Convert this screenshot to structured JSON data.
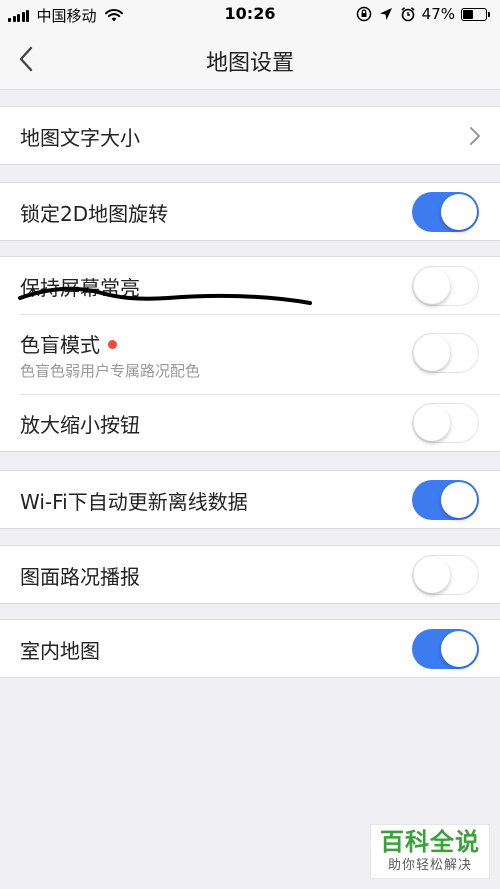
{
  "status_bar": {
    "carrier": "中国移动",
    "time": "10:26",
    "battery_percent": "47%",
    "battery_level": 0.47
  },
  "nav": {
    "title": "地图设置"
  },
  "settings": {
    "font_size": {
      "label": "地图文字大小"
    },
    "lock_2d": {
      "label": "锁定2D地图旋转",
      "enabled": true
    },
    "keep_screen_on": {
      "label": "保持屏幕常亮",
      "enabled": false
    },
    "color_blind": {
      "label": "色盲模式",
      "sublabel": "色盲色弱用户专属路况配色",
      "enabled": false
    },
    "zoom_buttons": {
      "label": "放大缩小按钮",
      "enabled": false
    },
    "wifi_update": {
      "label": "Wi-Fi下自动更新离线数据",
      "enabled": true
    },
    "traffic_broadcast": {
      "label": "图面路况播报",
      "enabled": false
    },
    "indoor_map": {
      "label": "室内地图",
      "enabled": true
    }
  },
  "colors": {
    "toggle_on": "#3c7cf0",
    "new_dot": "#f04a3d",
    "background": "#efeff4"
  },
  "watermark": {
    "title": "百科全说",
    "subtitle": "助你轻松解决"
  }
}
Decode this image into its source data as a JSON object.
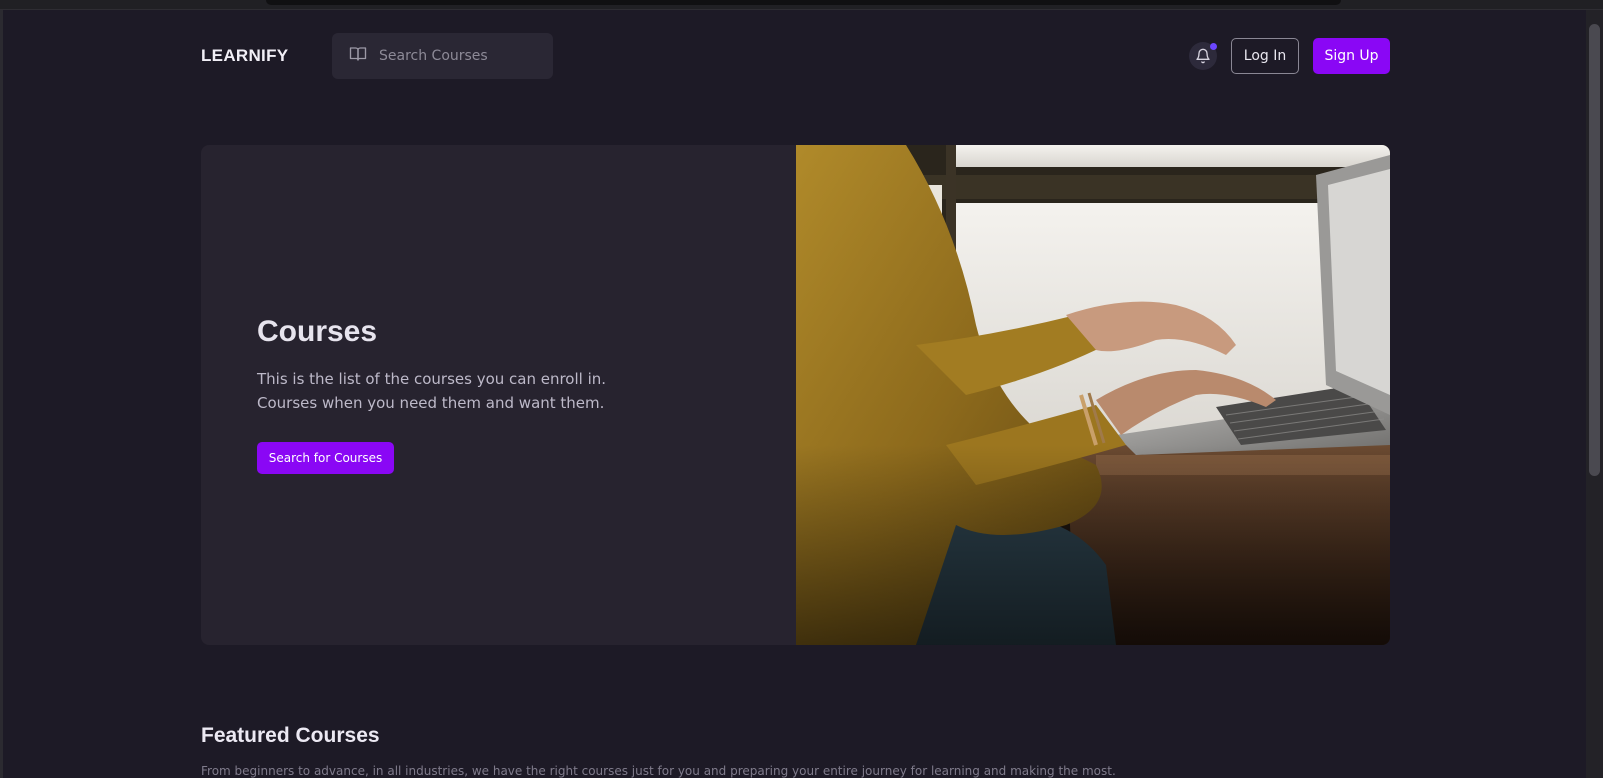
{
  "header": {
    "logo": "LEARNIFY",
    "search_placeholder": "Search Courses",
    "login_label": "Log In",
    "signup_label": "Sign Up"
  },
  "hero": {
    "title": "Courses",
    "description_line1": "This is the list of the courses you can enroll in.",
    "description_line2": "Courses when you need them and want them.",
    "cta_label": "Search for Courses"
  },
  "featured": {
    "title": "Featured Courses",
    "subtitle": "From beginners to advance, in all industries, we have the right courses just for you and preparing your entire journey for learning and making the most."
  },
  "icons": {
    "search": "book-open-icon",
    "notifications": "bell-icon"
  },
  "colors": {
    "background": "#1d1a26",
    "card": "#27232f",
    "accent": "#8a07f5",
    "notification_dot": "#6b46ff"
  }
}
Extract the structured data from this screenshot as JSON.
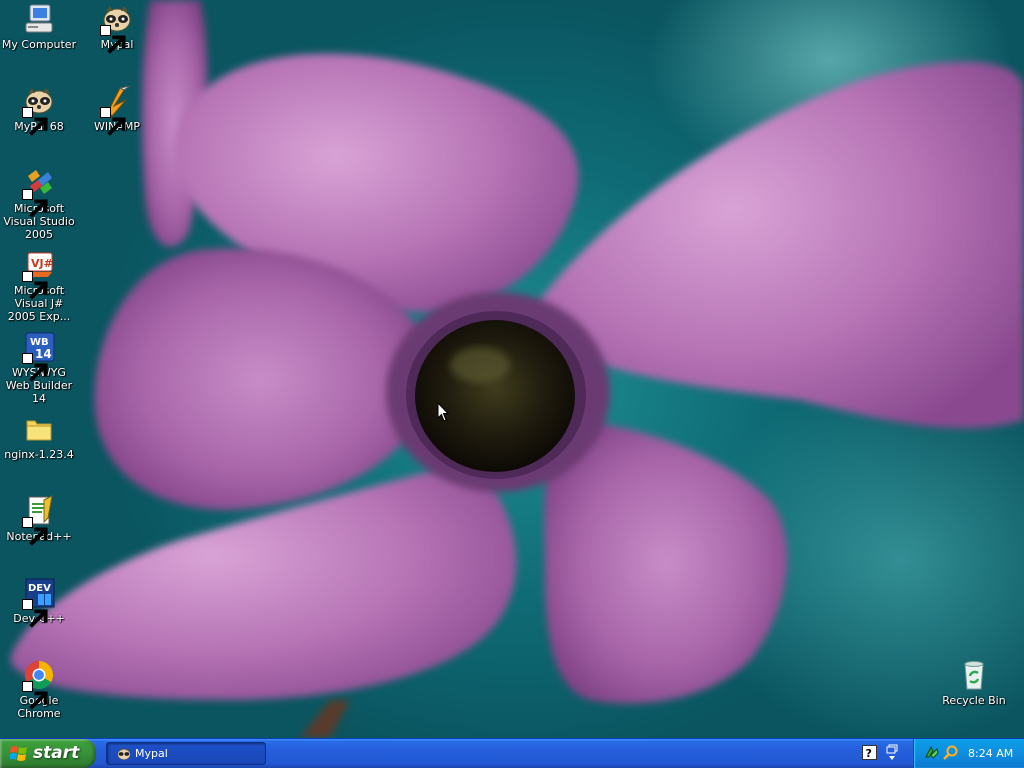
{
  "desktop": {
    "icons_left": [
      {
        "label": "My Computer",
        "icon": "my-computer-icon"
      },
      {
        "label": "MyPal 68",
        "icon": "mypal-icon"
      },
      {
        "label": "Microsoft Visual Studio 2005",
        "icon": "visual-studio-icon"
      },
      {
        "label": "Microsoft Visual J# 2005 Exp...",
        "icon": "visual-jsharp-icon"
      },
      {
        "label": "WYSIWYG Web Builder 14",
        "icon": "web-builder-icon"
      },
      {
        "label": "nginx-1.23.4",
        "icon": "folder-icon"
      },
      {
        "label": "Notepad++",
        "icon": "notepadpp-icon"
      },
      {
        "label": "Dev-C++",
        "icon": "devcpp-icon"
      },
      {
        "label": "Google Chrome",
        "icon": "chrome-icon"
      }
    ],
    "icons_second_column": [
      {
        "label": "Mypal",
        "icon": "mypal-icon"
      },
      {
        "label": "WINAMP",
        "icon": "winamp-icon"
      }
    ],
    "recycle_bin": {
      "label": "Recycle Bin",
      "icon": "recycle-bin-icon"
    }
  },
  "taskbar": {
    "start_label": "start",
    "tasks": [
      {
        "label": "Mypal",
        "icon": "mypal-icon"
      }
    ],
    "tray": {
      "clock": "8:24 AM",
      "icons": [
        "network-icon",
        "search-icon"
      ]
    }
  },
  "colors": {
    "taskbar_blue": "#245edb",
    "start_green": "#37913a",
    "tray_blue": "#0f8ddf",
    "wallpaper_teal": "#1f8f95",
    "petal_purple": "#b06fb2"
  }
}
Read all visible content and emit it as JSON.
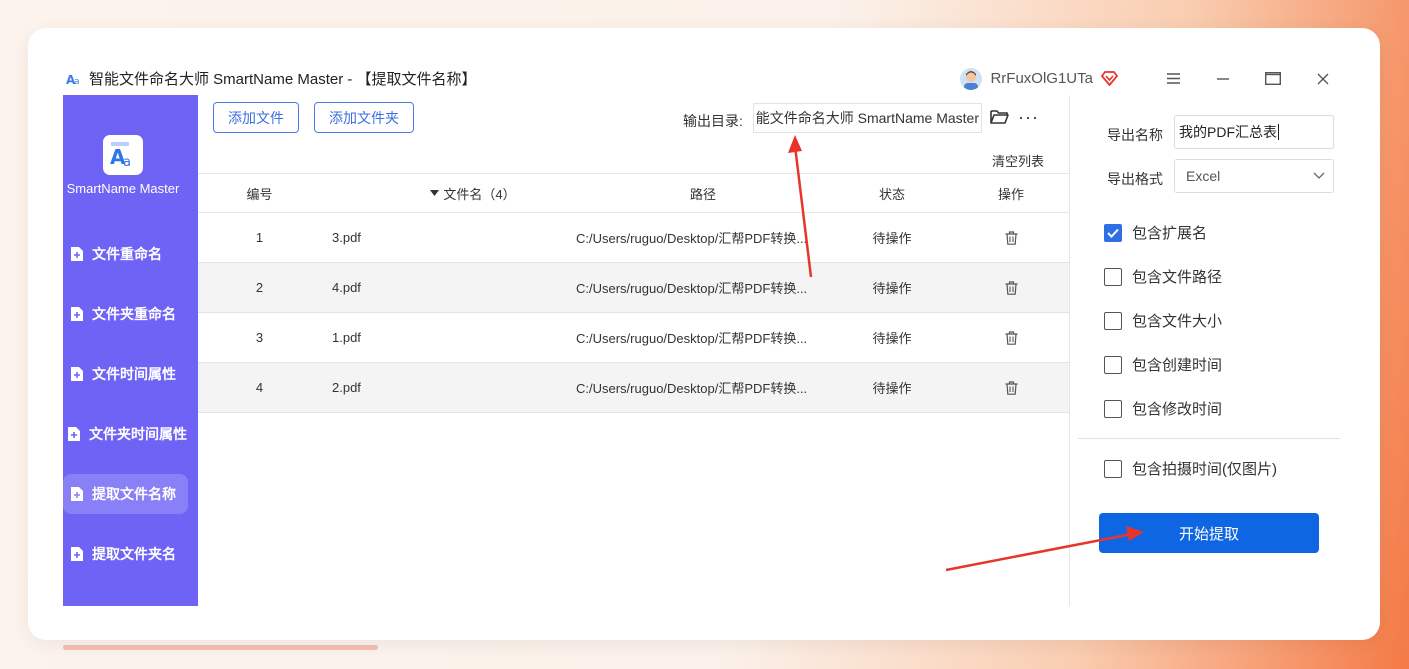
{
  "window": {
    "title": "智能文件命名大师 SmartName Master - 【提取文件名称】",
    "username": "RrFuxOlG1UTa"
  },
  "sidebar": {
    "brand": "SmartName Master",
    "items": [
      {
        "label": "文件重命名"
      },
      {
        "label": "文件夹重命名"
      },
      {
        "label": "文件时间属性"
      },
      {
        "label": "文件夹时间属性"
      },
      {
        "label": "提取文件名称"
      },
      {
        "label": "提取文件夹名"
      }
    ]
  },
  "toolbar": {
    "add_file": "添加文件",
    "add_folder": "添加文件夹",
    "output_label": "输出目录:",
    "output_value": "能文件命名大师 SmartName Master",
    "more": "···",
    "clear_list": "清空列表"
  },
  "table": {
    "headers": {
      "num": "编号",
      "name": "文件名（4）",
      "path": "路径",
      "status": "状态",
      "op": "操作"
    },
    "rows": [
      {
        "num": "1",
        "name": "3.pdf",
        "path": "C:/Users/ruguo/Desktop/汇帮PDF转换...",
        "status": "待操作"
      },
      {
        "num": "2",
        "name": "4.pdf",
        "path": "C:/Users/ruguo/Desktop/汇帮PDF转换...",
        "status": "待操作"
      },
      {
        "num": "3",
        "name": "1.pdf",
        "path": "C:/Users/ruguo/Desktop/汇帮PDF转换...",
        "status": "待操作"
      },
      {
        "num": "4",
        "name": "2.pdf",
        "path": "C:/Users/ruguo/Desktop/汇帮PDF转换...",
        "status": "待操作"
      }
    ]
  },
  "panel": {
    "export_name_label": "导出名称",
    "export_name_value": "我的PDF汇总表",
    "export_format_label": "导出格式",
    "export_format_value": "Excel",
    "options": [
      {
        "label": "包含扩展名",
        "checked": true
      },
      {
        "label": "包含文件路径",
        "checked": false
      },
      {
        "label": "包含文件大小",
        "checked": false
      },
      {
        "label": "包含创建时间",
        "checked": false
      },
      {
        "label": "包含修改时间",
        "checked": false
      }
    ],
    "photo_option": {
      "label": "包含拍摄时间(仅图片)",
      "checked": false
    },
    "start_button": "开始提取"
  },
  "colors": {
    "sidebar": "#6f63f5",
    "accent": "#0f66e3",
    "annotation_arrow": "#e8352b"
  }
}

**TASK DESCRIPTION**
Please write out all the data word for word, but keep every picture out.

**WRITTEN SOLUTION**
Convert this screenshot to structured JSON data.
{
  "status_bar": {
    "carrier": "中国移动",
    "time": "10:26",
    "battery_percent": "47%",
    "battery_level": 0.47
  },
  "nav": {
    "title": "地图设置"
  },
  "settings": {
    "font_size": {
      "label": "地图文字大小"
    },
    "lock_2d": {
      "label": "锁定2D地图旋转",
      "enabled": true
    },
    "keep_screen_on": {
      "label": "保持屏幕常亮",
      "enabled": false
    },
    "color_blind": {
      "label": "色盲模式",
      "sublabel": "色盲色弱用户专属路况配色",
      "enabled": false
    },
    "zoom_buttons": {
      "label": "放大缩小按钮",
      "enabled": false
    },
    "wifi_update": {
      "label": "Wi-Fi下自动更新离线数据",
      "enabled": true
    },
    "traffic_broadcast": {
      "label": "图面路况播报",
      "enabled": false
    },
    "indoor_map": {
      "label": "室内地图",
      "enabled": true
    }
  },
  "colors": {
    "toggle_on": "#3c7cf0",
    "new_dot": "#f04a3d",
    "background": "#efeff4"
  },
  "watermark": {
    "title": "百科全说",
    "subtitle": "助你轻松解决"
  }
}
Decode this image into its source data as a JSON object.
{
  "header": {
    "logo": "LEARNIFY",
    "search_placeholder": "Search Courses",
    "login_label": "Log In",
    "signup_label": "Sign Up"
  },
  "hero": {
    "title": "Courses",
    "description_line1": "This is the list of the courses you can enroll in.",
    "description_line2": "Courses when you need them and want them.",
    "cta_label": "Search for Courses"
  },
  "featured": {
    "title": "Featured Courses",
    "subtitle": "From beginners to advance, in all industries, we have the right courses just for you and preparing your entire journey for learning and making the most."
  },
  "icons": {
    "search": "book-open-icon",
    "notifications": "bell-icon"
  },
  "colors": {
    "background": "#1d1a26",
    "card": "#27232f",
    "accent": "#8a07f5",
    "notification_dot": "#6b46ff"
  }
}
Extract the structured data from this screenshot as JSON.
{
  "desktop": {
    "icons_left": [
      {
        "label": "My Computer",
        "icon": "my-computer-icon"
      },
      {
        "label": "MyPal 68",
        "icon": "mypal-icon"
      },
      {
        "label": "Microsoft Visual Studio 2005",
        "icon": "visual-studio-icon"
      },
      {
        "label": "Microsoft Visual J# 2005 Exp...",
        "icon": "visual-jsharp-icon"
      },
      {
        "label": "WYSIWYG Web Builder 14",
        "icon": "web-builder-icon"
      },
      {
        "label": "nginx-1.23.4",
        "icon": "folder-icon"
      },
      {
        "label": "Notepad++",
        "icon": "notepadpp-icon"
      },
      {
        "label": "Dev-C++",
        "icon": "devcpp-icon"
      },
      {
        "label": "Google Chrome",
        "icon": "chrome-icon"
      }
    ],
    "icons_second_column": [
      {
        "label": "Mypal",
        "icon": "mypal-icon"
      },
      {
        "label": "WINAMP",
        "icon": "winamp-icon"
      }
    ],
    "recycle_bin": {
      "label": "Recycle Bin",
      "icon": "recycle-bin-icon"
    }
  },
  "taskbar": {
    "start_label": "start",
    "tasks": [
      {
        "label": "Mypal",
        "icon": "mypal-icon"
      }
    ],
    "tray": {
      "clock": "8:24 AM",
      "icons": [
        "network-icon",
        "search-icon"
      ]
    }
  },
  "colors": {
    "taskbar_blue": "#245edb",
    "start_green": "#37913a",
    "tray_blue": "#0f8ddf",
    "wallpaper_teal": "#1f8f95",
    "petal_purple": "#b06fb2"
  }
}
Read all visible content and emit it as JSON.
{
  "window": {
    "title": "智能文件命名大师 SmartName Master - 【提取文件名称】",
    "username": "RrFuxOlG1UTa"
  },
  "sidebar": {
    "brand": "SmartName Master",
    "items": [
      {
        "label": "文件重命名"
      },
      {
        "label": "文件夹重命名"
      },
      {
        "label": "文件时间属性"
      },
      {
        "label": "文件夹时间属性"
      },
      {
        "label": "提取文件名称"
      },
      {
        "label": "提取文件夹名"
      }
    ]
  },
  "toolbar": {
    "add_file": "添加文件",
    "add_folder": "添加文件夹",
    "output_label": "输出目录:",
    "output_value": "能文件命名大师 SmartName Master",
    "more": "···",
    "clear_list": "清空列表"
  },
  "table": {
    "headers": {
      "num": "编号",
      "name": "文件名（4）",
      "path": "路径",
      "status": "状态",
      "op": "操作"
    },
    "rows": [
      {
        "num": "1",
        "name": "3.pdf",
        "path": "C:/Users/ruguo/Desktop/汇帮PDF转换...",
        "status": "待操作"
      },
      {
        "num": "2",
        "name": "4.pdf",
        "path": "C:/Users/ruguo/Desktop/汇帮PDF转换...",
        "status": "待操作"
      },
      {
        "num": "3",
        "name": "1.pdf",
        "path": "C:/Users/ruguo/Desktop/汇帮PDF转换...",
        "status": "待操作"
      },
      {
        "num": "4",
        "name": "2.pdf",
        "path": "C:/Users/ruguo/Desktop/汇帮PDF转换...",
        "status": "待操作"
      }
    ]
  },
  "panel": {
    "export_name_label": "导出名称",
    "export_name_value": "我的PDF汇总表",
    "export_format_label": "导出格式",
    "export_format_value": "Excel",
    "options": [
      {
        "label": "包含扩展名",
        "checked": true
      },
      {
        "label": "包含文件路径",
        "checked": false
      },
      {
        "label": "包含文件大小",
        "checked": false
      },
      {
        "label": "包含创建时间",
        "checked": false
      },
      {
        "label": "包含修改时间",
        "checked": false
      }
    ],
    "photo_option": {
      "label": "包含拍摄时间(仅图片)",
      "checked": false
    },
    "start_button": "开始提取"
  },
  "colors": {
    "sidebar": "#6f63f5",
    "accent": "#0f66e3",
    "annotation_arrow": "#e8352b"
  }
}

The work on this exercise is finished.